## Records from a data collection
+++

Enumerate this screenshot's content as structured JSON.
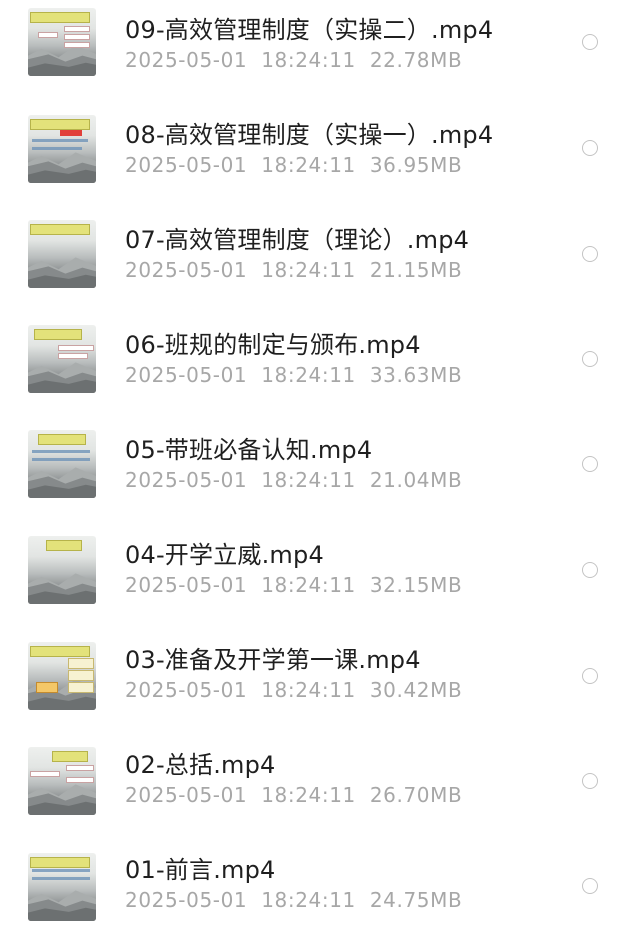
{
  "files": [
    {
      "name": "09-高效管理制度（实操二）.mp4",
      "date": "2025-05-01",
      "time": "18:24:11",
      "size": "22.78MB"
    },
    {
      "name": "08-高效管理制度（实操一）.mp4",
      "date": "2025-05-01",
      "time": "18:24:11",
      "size": "36.95MB"
    },
    {
      "name": "07-高效管理制度（理论）.mp4",
      "date": "2025-05-01",
      "time": "18:24:11",
      "size": "21.15MB"
    },
    {
      "name": "06-班规的制定与颁布.mp4",
      "date": "2025-05-01",
      "time": "18:24:11",
      "size": "33.63MB"
    },
    {
      "name": "05-带班必备认知.mp4",
      "date": "2025-05-01",
      "time": "18:24:11",
      "size": "21.04MB"
    },
    {
      "name": "04-开学立威.mp4",
      "date": "2025-05-01",
      "time": "18:24:11",
      "size": "32.15MB"
    },
    {
      "name": "03-准备及开学第一课.mp4",
      "date": "2025-05-01",
      "time": "18:24:11",
      "size": "30.42MB"
    },
    {
      "name": "02-总括.mp4",
      "date": "2025-05-01",
      "time": "18:24:11",
      "size": "26.70MB"
    },
    {
      "name": "01-前言.mp4",
      "date": "2025-05-01",
      "time": "18:24:11",
      "size": "24.75MB"
    }
  ],
  "icons": {
    "thumbnail": "video-thumbnail-icon",
    "select": "radio-unchecked-icon"
  },
  "colors": {
    "name_text": "#1f1f1f",
    "meta_text": "#a7a7a7",
    "radio_border": "#c4c4c4"
  }
}
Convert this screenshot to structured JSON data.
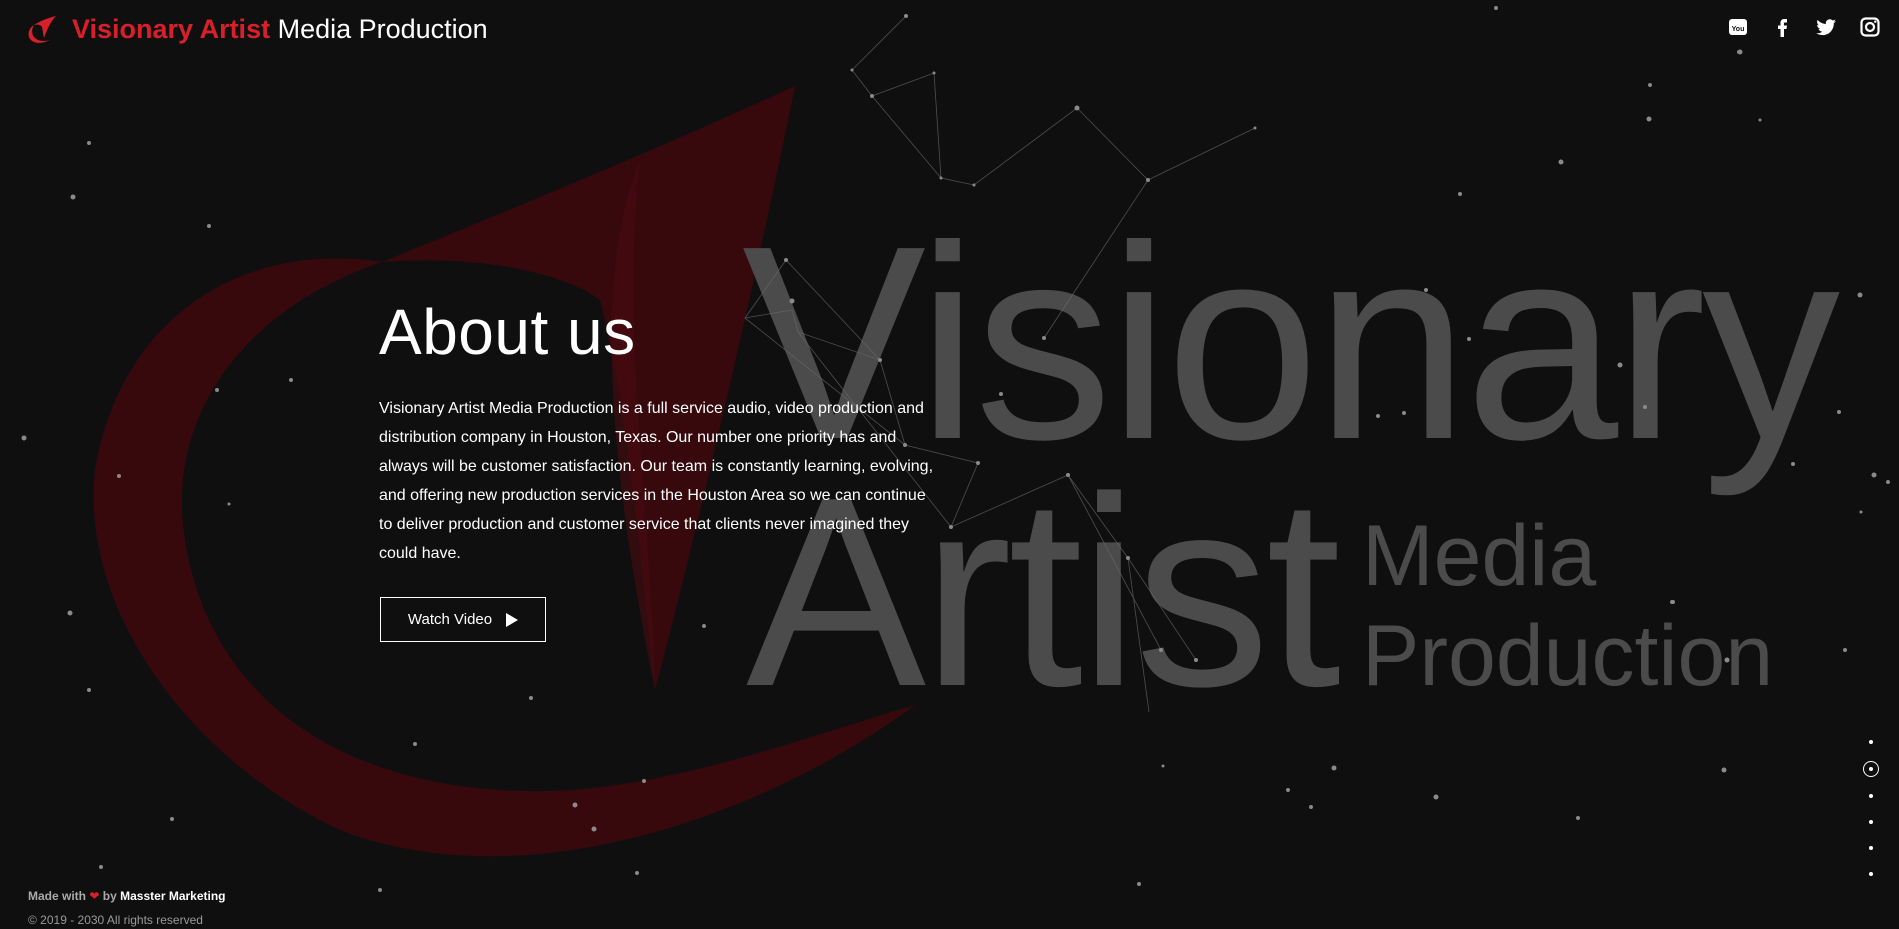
{
  "header": {
    "title_accent": "Visionary Artist",
    "title_rest": " Media Production",
    "logo_icon": "va-swoosh-logo"
  },
  "social": [
    {
      "name": "youtube",
      "icon": "youtube-icon"
    },
    {
      "name": "facebook",
      "icon": "facebook-icon"
    },
    {
      "name": "twitter",
      "icon": "twitter-icon"
    },
    {
      "name": "instagram",
      "icon": "instagram-icon"
    }
  ],
  "main": {
    "title": "About us",
    "description": "Visionary Artist Media Production is a full service audio, video production and distribution company in Houston, Texas. Our number one priority has and always will be customer satisfaction. Our team is constantly learning, evolving, and offering new production services in the Houston Area so we can continue to deliver production and customer service that clients never imagined they could have.",
    "button_label": "Watch Video"
  },
  "watermark": {
    "line1": "Visionary",
    "line2": "Artist",
    "line3": "Media",
    "line4": "Production"
  },
  "pagination": {
    "count": 6,
    "active_index": 1
  },
  "footer": {
    "made_prefix": "Made with",
    "made_by": "by",
    "brand": "Masster Marketing",
    "copyright": "© 2019 - 2030 All rights reserved"
  },
  "colors": {
    "accent": "#d8202b",
    "background": "#0f0f0f",
    "watermark": "#4a4a4a",
    "logo_dark_red": "#3d0b0f"
  }
}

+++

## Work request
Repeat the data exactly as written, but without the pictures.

## Answer space
Enumerate this screenshot's content as structured JSON.
{
  "files": [
    {
      "name": "09-高效管理制度（实操二）.mp4",
      "date": "2025-05-01",
      "time": "18:24:11",
      "size": "22.78MB"
    },
    {
      "name": "08-高效管理制度（实操一）.mp4",
      "date": "2025-05-01",
      "time": "18:24:11",
      "size": "36.95MB"
    },
    {
      "name": "07-高效管理制度（理论）.mp4",
      "date": "2025-05-01",
      "time": "18:24:11",
      "size": "21.15MB"
    },
    {
      "name": "06-班规的制定与颁布.mp4",
      "date": "2025-05-01",
      "time": "18:24:11",
      "size": "33.63MB"
    },
    {
      "name": "05-带班必备认知.mp4",
      "date": "2025-05-01",
      "time": "18:24:11",
      "size": "21.04MB"
    },
    {
      "name": "04-开学立威.mp4",
      "date": "2025-05-01",
      "time": "18:24:11",
      "size": "32.15MB"
    },
    {
      "name": "03-准备及开学第一课.mp4",
      "date": "2025-05-01",
      "time": "18:24:11",
      "size": "30.42MB"
    },
    {
      "name": "02-总括.mp4",
      "date": "2025-05-01",
      "time": "18:24:11",
      "size": "26.70MB"
    },
    {
      "name": "01-前言.mp4",
      "date": "2025-05-01",
      "time": "18:24:11",
      "size": "24.75MB"
    }
  ],
  "icons": {
    "thumbnail": "video-thumbnail-icon",
    "select": "radio-unchecked-icon"
  },
  "colors": {
    "name_text": "#1f1f1f",
    "meta_text": "#a7a7a7",
    "radio_border": "#c4c4c4"
  }
}
Convert this screenshot to structured JSON data.
{
  "header": {
    "title_accent": "Visionary Artist",
    "title_rest": " Media Production",
    "logo_icon": "va-swoosh-logo"
  },
  "social": [
    {
      "name": "youtube",
      "icon": "youtube-icon"
    },
    {
      "name": "facebook",
      "icon": "facebook-icon"
    },
    {
      "name": "twitter",
      "icon": "twitter-icon"
    },
    {
      "name": "instagram",
      "icon": "instagram-icon"
    }
  ],
  "main": {
    "title": "About us",
    "description": "Visionary Artist Media Production is a full service audio, video production and distribution company in Houston, Texas. Our number one priority has and always will be customer satisfaction. Our team is constantly learning, evolving, and offering new production services in the Houston Area so we can continue to deliver production and customer service that clients never imagined they could have.",
    "button_label": "Watch Video"
  },
  "watermark": {
    "line1": "Visionary",
    "line2": "Artist",
    "line3": "Media",
    "line4": "Production"
  },
  "pagination": {
    "count": 6,
    "active_index": 1
  },
  "footer": {
    "made_prefix": "Made with",
    "made_by": "by",
    "brand": "Masster Marketing",
    "copyright": "© 2019 - 2030 All rights reserved"
  },
  "colors": {
    "accent": "#d8202b",
    "background": "#0f0f0f",
    "watermark": "#4a4a4a",
    "logo_dark_red": "#3d0b0f"
  }
}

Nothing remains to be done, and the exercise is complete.